Exercise brief.
Leaving out all pictures, return the records word for word.

Material for the task.
___
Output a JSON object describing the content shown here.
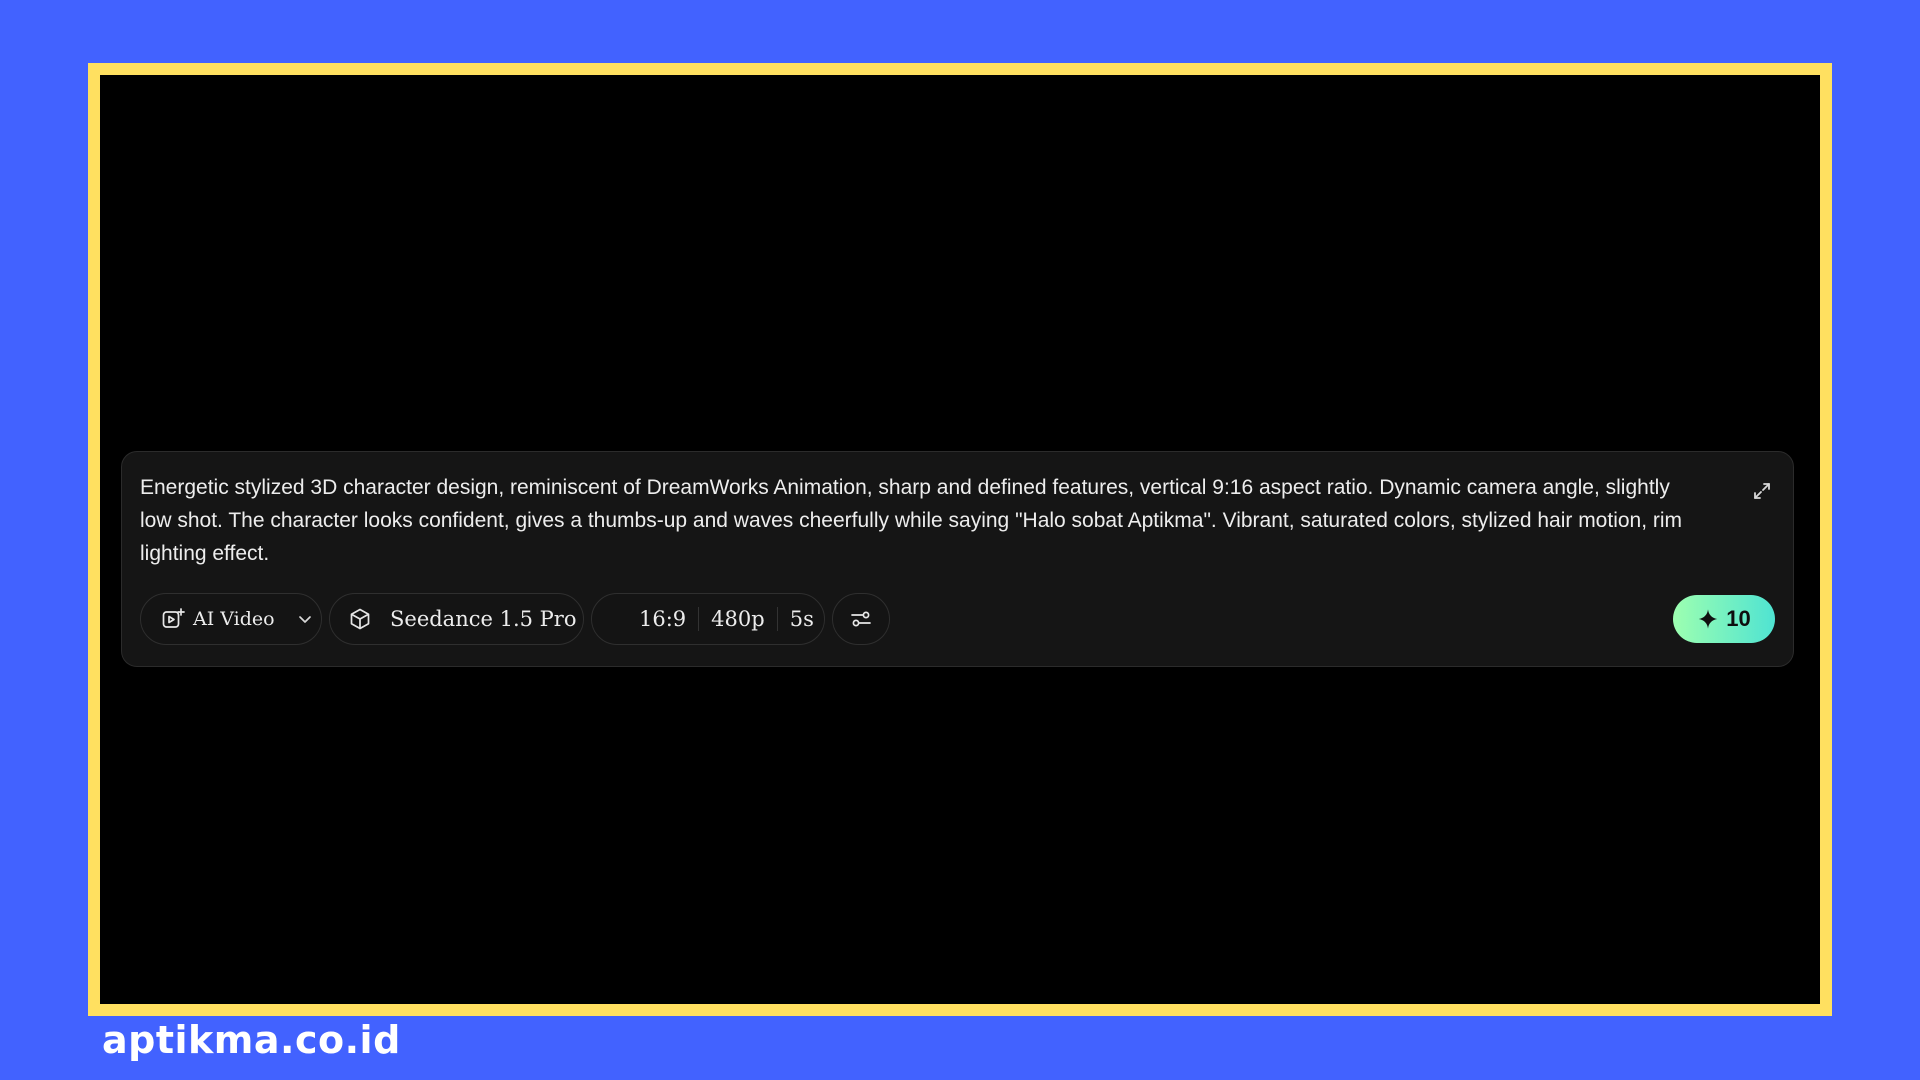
{
  "prompt": {
    "text": "Energetic stylized 3D character design, reminiscent of DreamWorks Animation, sharp and defined features, vertical 9:16 aspect ratio. Dynamic camera angle, slightly low shot. The character looks confident, gives a thumbs-up and waves cheerfully while saying \"Halo sobat Aptikma\". Vibrant, saturated colors, stylized hair motion, rim lighting effect.",
    "expand_icon": "expand-arrows-icon"
  },
  "toolbar": {
    "mode_label": "AI Video",
    "mode_icon": "video-add-icon",
    "model_label": "Seedance 1.5 Pro",
    "model_icon": "cube-icon",
    "aspect_ratio": "16:9",
    "resolution": "480p",
    "duration": "5s",
    "settings_icon": "sliders-icon"
  },
  "generate": {
    "credits": "10",
    "icon": "sparkle-icon"
  },
  "watermark": "aptikma.co.id",
  "colors": {
    "background": "#4262ff",
    "frame_border": "#ffe060",
    "panel": "#151515",
    "generate_gradient_start": "#9dffb0",
    "generate_gradient_end": "#4fe3d2"
  }
}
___
Expected answer.
Output a JSON object describing the content shown here.
{
  "prompt": {
    "text": "Energetic stylized 3D character design, reminiscent of DreamWorks Animation, sharp and defined features, vertical 9:16 aspect ratio. Dynamic camera angle, slightly low shot. The character looks confident, gives a thumbs-up and waves cheerfully while saying \"Halo sobat Aptikma\". Vibrant, saturated colors, stylized hair motion, rim lighting effect.",
    "expand_icon": "expand-arrows-icon"
  },
  "toolbar": {
    "mode_label": "AI Video",
    "mode_icon": "video-add-icon",
    "model_label": "Seedance 1.5 Pro",
    "model_icon": "cube-icon",
    "aspect_ratio": "16:9",
    "resolution": "480p",
    "duration": "5s",
    "settings_icon": "sliders-icon"
  },
  "generate": {
    "credits": "10",
    "icon": "sparkle-icon"
  },
  "watermark": "aptikma.co.id",
  "colors": {
    "background": "#4262ff",
    "frame_border": "#ffe060",
    "panel": "#151515",
    "generate_gradient_start": "#9dffb0",
    "generate_gradient_end": "#4fe3d2"
  }
}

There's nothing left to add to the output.